BEGIN DATA SUPPLIED

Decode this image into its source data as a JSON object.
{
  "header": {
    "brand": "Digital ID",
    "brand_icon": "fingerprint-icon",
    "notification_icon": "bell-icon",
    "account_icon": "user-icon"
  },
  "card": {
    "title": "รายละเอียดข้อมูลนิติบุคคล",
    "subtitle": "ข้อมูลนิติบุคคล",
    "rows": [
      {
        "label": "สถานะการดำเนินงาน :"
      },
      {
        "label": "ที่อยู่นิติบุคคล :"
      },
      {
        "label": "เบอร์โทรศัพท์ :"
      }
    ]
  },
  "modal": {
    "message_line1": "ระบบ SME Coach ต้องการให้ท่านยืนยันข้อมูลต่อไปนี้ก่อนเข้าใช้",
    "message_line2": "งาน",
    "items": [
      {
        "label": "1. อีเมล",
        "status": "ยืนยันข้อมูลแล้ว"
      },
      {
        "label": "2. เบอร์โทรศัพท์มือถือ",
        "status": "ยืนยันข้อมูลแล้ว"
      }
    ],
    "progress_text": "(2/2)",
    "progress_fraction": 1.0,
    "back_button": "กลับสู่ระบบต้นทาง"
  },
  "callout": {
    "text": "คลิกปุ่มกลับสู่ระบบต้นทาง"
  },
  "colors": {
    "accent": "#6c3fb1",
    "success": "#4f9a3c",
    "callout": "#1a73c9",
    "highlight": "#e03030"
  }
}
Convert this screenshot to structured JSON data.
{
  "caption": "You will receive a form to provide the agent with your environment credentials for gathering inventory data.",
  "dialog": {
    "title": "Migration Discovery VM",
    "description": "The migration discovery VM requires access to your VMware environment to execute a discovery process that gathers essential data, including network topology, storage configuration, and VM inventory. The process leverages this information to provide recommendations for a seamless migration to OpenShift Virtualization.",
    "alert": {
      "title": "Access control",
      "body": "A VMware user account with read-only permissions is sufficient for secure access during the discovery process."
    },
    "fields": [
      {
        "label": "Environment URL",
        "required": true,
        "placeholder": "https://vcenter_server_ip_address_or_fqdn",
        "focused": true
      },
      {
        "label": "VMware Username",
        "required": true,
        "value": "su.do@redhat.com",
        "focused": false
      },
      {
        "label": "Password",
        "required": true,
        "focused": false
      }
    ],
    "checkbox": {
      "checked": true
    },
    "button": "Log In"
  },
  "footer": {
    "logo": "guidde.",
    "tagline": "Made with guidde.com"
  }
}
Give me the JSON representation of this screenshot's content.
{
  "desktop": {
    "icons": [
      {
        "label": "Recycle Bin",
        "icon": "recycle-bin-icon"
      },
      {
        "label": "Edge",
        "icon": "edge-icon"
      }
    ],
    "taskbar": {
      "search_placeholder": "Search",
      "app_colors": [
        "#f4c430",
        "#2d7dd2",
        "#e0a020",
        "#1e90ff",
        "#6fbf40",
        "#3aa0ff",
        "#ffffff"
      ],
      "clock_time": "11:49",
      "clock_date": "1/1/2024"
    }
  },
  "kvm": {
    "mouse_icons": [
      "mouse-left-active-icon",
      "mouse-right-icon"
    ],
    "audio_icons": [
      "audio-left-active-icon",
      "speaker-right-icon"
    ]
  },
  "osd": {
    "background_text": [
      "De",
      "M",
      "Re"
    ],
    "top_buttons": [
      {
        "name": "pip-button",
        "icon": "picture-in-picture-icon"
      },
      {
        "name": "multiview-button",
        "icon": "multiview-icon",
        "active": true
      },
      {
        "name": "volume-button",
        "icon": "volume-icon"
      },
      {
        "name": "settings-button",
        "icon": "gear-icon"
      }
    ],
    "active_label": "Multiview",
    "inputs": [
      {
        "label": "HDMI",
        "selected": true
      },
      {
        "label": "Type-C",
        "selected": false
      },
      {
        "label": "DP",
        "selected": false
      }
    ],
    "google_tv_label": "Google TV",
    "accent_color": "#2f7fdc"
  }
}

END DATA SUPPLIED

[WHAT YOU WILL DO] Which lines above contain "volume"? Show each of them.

[EXERCISE RESPONSE]
        "name": "volume-button",
        "icon": "volume-icon"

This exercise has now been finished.